── RECORDED DATA ──

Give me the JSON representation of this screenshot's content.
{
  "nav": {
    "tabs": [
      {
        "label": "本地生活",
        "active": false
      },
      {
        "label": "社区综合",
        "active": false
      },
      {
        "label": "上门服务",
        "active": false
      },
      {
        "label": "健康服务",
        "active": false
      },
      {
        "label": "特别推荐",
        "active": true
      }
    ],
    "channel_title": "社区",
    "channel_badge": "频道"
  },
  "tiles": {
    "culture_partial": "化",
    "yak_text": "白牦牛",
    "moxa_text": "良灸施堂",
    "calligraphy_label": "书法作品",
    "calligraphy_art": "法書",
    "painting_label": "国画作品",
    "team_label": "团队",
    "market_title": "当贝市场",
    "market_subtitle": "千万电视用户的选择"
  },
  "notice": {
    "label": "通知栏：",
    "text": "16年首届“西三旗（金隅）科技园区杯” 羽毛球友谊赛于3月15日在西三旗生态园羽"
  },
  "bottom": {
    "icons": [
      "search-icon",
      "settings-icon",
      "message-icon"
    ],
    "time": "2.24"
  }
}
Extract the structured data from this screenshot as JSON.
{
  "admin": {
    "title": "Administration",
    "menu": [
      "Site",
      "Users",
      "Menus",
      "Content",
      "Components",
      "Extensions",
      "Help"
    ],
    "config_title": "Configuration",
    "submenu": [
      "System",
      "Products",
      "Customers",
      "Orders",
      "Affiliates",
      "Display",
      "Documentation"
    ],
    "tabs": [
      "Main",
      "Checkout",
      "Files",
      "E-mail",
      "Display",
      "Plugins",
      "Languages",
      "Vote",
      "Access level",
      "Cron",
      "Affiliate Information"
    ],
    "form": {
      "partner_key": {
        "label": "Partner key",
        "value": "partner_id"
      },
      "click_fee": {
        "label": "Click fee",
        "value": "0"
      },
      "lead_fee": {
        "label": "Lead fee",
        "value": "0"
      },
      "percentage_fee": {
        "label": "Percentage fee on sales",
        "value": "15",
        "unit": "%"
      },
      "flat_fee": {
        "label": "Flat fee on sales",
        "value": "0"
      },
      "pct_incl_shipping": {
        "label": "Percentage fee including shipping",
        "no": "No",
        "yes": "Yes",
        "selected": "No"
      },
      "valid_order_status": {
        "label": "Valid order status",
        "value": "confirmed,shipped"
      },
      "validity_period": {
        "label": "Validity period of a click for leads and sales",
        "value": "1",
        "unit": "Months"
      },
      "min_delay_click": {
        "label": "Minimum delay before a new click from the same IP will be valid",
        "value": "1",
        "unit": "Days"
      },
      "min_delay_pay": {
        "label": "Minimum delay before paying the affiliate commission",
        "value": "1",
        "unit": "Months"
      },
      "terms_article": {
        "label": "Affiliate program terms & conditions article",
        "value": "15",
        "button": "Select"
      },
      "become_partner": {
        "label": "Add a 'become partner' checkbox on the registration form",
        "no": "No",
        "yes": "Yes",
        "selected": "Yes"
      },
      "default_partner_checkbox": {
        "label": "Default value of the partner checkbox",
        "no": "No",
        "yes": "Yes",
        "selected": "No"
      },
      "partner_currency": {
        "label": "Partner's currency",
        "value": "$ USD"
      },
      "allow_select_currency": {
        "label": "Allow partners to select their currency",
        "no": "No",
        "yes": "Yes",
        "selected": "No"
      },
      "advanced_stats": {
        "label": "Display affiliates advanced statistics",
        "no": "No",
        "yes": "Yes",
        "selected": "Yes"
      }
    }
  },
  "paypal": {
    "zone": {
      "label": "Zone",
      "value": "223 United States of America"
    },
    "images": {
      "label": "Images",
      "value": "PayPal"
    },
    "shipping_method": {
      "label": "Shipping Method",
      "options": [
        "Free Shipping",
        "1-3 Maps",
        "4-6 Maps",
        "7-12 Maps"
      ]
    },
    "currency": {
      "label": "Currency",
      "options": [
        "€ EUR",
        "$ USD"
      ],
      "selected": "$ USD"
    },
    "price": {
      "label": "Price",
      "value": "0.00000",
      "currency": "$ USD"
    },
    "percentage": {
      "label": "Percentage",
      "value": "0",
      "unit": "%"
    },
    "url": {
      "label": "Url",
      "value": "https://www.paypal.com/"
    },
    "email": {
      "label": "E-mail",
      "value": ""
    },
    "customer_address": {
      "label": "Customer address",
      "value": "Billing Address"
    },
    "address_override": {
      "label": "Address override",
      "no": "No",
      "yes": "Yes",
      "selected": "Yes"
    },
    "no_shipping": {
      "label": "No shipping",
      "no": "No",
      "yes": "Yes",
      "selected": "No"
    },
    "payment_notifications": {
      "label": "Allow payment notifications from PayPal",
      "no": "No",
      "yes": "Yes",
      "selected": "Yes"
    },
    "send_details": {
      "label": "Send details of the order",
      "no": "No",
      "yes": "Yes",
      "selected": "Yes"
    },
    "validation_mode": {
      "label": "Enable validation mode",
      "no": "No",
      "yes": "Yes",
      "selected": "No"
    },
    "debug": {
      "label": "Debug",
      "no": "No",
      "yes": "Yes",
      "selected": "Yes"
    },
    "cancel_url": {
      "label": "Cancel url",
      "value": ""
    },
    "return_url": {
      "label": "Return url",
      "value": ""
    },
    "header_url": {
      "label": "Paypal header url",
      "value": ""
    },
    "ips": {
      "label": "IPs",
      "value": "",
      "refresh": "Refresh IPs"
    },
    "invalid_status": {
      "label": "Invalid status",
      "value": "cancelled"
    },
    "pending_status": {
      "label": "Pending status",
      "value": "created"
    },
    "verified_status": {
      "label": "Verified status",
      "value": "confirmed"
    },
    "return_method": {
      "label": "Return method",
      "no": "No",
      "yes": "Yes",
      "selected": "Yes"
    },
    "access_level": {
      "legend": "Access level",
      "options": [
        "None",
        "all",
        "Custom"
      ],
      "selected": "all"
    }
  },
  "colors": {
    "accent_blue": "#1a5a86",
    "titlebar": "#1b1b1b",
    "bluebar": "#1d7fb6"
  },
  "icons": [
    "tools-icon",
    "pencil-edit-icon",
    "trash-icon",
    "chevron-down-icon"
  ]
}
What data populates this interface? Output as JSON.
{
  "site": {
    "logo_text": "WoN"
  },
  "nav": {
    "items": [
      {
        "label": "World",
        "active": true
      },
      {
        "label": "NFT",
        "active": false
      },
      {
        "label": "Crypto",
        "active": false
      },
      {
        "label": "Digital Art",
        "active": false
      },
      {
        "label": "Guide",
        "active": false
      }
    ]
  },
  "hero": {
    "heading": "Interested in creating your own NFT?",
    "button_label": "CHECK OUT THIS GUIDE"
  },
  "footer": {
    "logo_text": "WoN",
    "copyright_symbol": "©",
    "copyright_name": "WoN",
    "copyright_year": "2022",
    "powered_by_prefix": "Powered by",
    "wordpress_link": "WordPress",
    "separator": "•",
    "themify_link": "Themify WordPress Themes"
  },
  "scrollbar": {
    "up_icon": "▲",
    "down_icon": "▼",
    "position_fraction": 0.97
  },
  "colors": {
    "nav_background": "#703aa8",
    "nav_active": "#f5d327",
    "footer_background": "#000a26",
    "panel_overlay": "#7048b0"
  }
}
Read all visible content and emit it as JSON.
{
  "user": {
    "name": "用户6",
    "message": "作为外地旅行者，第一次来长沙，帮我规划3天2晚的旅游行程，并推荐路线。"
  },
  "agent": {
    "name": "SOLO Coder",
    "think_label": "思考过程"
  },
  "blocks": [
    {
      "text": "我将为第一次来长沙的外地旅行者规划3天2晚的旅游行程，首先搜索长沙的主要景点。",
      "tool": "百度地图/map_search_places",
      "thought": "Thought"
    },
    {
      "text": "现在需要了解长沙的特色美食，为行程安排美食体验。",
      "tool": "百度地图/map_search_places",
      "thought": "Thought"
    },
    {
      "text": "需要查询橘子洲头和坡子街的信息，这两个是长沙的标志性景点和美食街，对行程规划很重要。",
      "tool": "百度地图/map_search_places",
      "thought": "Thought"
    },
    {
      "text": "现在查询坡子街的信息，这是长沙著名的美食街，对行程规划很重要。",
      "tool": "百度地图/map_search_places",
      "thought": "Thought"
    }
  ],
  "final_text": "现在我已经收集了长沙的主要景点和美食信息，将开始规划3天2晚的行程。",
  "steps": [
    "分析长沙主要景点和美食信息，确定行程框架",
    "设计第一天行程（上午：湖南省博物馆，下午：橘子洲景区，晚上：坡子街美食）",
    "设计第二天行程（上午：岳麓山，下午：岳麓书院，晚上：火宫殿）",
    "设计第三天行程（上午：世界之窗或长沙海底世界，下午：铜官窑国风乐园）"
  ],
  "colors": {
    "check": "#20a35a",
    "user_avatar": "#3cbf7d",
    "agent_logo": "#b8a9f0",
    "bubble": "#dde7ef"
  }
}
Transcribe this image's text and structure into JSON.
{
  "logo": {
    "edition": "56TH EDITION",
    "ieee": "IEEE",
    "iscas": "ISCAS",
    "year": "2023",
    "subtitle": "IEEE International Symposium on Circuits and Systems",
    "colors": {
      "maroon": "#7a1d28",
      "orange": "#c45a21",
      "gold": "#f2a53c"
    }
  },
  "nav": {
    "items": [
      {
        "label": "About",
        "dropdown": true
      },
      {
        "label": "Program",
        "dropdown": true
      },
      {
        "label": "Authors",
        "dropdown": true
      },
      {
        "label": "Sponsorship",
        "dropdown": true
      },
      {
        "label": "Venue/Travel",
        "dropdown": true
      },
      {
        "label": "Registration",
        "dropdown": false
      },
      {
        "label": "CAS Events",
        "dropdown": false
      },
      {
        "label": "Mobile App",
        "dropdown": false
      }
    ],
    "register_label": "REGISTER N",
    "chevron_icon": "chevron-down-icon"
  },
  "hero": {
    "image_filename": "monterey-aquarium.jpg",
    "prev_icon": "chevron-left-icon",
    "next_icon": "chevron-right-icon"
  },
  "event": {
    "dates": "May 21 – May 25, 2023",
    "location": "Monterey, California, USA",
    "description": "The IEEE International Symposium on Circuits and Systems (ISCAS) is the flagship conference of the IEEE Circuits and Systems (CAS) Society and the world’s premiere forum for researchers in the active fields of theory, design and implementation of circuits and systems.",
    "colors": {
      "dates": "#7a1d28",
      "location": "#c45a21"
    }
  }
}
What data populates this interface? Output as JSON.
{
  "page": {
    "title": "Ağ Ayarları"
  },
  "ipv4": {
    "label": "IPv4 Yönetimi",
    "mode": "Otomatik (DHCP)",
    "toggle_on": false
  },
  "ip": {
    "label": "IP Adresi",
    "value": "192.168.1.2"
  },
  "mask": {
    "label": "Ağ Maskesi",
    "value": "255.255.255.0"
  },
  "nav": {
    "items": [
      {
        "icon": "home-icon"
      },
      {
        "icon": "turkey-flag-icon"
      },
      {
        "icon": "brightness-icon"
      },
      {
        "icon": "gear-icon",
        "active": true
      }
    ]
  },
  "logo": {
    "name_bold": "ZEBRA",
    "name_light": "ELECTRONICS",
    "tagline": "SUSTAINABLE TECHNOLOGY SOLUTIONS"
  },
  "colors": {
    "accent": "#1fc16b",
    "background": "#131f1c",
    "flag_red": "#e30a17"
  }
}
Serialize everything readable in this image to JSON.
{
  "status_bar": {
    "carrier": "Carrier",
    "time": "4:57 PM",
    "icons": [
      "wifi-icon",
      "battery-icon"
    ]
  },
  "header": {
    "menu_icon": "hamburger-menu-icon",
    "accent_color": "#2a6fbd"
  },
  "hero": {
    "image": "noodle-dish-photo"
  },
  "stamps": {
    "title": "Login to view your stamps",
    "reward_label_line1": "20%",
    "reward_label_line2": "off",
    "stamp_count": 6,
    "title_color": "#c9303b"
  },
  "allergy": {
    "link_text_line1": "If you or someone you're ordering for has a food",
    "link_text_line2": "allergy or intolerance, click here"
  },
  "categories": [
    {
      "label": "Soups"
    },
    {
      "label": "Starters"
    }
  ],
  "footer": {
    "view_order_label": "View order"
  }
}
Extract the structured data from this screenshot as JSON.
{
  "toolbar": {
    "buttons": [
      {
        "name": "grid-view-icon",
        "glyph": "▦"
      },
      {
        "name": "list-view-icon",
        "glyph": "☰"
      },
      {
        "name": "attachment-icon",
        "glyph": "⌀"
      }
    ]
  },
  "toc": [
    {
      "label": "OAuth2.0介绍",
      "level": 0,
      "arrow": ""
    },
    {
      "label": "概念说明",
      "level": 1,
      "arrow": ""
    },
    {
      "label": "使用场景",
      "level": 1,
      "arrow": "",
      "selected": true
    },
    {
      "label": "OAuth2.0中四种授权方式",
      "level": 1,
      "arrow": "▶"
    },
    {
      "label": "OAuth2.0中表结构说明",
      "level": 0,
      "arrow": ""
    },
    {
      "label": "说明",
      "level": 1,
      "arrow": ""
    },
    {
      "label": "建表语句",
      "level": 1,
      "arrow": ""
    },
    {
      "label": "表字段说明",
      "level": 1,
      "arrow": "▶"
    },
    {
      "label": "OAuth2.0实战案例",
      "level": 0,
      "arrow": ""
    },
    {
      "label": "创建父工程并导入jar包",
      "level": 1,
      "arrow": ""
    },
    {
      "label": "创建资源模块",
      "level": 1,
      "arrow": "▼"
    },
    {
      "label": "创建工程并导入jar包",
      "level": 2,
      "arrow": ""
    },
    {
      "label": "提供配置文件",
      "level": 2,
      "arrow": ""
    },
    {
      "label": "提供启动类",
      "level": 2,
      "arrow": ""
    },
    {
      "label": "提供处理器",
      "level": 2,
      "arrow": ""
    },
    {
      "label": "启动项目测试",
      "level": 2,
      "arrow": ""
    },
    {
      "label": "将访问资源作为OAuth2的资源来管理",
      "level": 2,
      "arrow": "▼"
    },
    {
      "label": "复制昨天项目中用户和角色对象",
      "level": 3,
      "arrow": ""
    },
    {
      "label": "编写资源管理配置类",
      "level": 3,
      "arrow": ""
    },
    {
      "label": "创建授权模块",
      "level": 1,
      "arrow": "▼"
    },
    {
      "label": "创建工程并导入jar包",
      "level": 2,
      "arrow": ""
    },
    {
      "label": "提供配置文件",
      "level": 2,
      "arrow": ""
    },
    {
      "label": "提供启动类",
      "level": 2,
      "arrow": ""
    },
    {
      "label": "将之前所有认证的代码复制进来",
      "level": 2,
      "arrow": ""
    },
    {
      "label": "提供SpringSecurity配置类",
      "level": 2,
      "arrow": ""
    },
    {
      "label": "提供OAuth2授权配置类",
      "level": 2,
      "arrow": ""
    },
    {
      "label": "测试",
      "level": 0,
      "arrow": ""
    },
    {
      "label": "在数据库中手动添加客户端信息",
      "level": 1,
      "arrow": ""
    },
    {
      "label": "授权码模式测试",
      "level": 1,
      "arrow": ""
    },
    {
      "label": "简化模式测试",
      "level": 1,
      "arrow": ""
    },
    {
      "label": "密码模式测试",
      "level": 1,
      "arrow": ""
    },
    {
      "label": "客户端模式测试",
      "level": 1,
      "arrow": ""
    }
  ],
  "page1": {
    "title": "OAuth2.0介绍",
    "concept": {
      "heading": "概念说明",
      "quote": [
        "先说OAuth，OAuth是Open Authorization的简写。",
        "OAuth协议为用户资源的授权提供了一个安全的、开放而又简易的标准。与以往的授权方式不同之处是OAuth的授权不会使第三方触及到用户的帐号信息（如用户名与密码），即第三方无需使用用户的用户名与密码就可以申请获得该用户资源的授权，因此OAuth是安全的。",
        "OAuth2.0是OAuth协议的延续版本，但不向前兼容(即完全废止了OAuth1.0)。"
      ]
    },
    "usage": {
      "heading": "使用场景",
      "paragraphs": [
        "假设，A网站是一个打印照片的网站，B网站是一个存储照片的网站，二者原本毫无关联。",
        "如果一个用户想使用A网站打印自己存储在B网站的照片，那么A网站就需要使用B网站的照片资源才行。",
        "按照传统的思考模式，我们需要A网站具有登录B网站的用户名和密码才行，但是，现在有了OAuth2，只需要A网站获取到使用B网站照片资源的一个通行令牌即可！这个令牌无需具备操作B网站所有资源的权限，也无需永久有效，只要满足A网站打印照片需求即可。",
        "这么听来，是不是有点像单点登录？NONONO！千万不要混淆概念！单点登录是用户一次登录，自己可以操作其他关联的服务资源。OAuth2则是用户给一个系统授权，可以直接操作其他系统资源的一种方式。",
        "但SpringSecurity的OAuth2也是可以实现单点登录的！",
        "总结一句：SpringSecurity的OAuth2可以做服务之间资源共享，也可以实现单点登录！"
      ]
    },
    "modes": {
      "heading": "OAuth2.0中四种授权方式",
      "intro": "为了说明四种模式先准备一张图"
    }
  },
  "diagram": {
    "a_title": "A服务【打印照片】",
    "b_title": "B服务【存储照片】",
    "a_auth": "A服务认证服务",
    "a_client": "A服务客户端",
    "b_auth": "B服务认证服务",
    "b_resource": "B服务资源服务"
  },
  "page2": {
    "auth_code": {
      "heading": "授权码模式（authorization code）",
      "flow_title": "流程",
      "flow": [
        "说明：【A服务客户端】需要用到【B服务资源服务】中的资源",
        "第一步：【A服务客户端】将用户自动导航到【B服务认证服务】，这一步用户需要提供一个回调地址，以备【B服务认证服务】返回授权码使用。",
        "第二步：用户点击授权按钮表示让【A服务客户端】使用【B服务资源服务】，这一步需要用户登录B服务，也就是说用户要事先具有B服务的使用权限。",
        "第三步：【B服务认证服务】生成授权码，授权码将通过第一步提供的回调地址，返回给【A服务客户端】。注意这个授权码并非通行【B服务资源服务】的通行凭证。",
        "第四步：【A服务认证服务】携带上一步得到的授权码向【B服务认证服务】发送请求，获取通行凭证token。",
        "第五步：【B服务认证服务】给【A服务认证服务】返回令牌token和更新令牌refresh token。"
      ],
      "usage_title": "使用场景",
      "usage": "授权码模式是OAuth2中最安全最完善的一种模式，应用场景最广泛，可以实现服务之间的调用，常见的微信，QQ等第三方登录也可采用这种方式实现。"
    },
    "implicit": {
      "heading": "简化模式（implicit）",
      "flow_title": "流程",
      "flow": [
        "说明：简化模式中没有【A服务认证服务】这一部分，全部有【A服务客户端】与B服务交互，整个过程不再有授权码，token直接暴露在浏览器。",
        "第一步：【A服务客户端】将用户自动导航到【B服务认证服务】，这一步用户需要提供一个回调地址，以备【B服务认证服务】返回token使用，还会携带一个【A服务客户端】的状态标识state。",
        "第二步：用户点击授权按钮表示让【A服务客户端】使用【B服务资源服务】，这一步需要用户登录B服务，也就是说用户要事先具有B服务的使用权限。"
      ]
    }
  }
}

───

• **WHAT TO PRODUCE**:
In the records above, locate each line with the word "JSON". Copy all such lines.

• **RESULT FOR THIS EXERCISE**:
Give me the JSON representation of this screenshot's content.
Extract the structured data from this screenshot as JSON.
What data populates this interface? Output as JSON.
Read all visible content and emit it as JSON.
Transcribe this image's text and structure into JSON.
What data populates this interface? Output as JSON.
Serialize everything readable in this image to JSON.
Extract the structured data from this screenshot as JSON.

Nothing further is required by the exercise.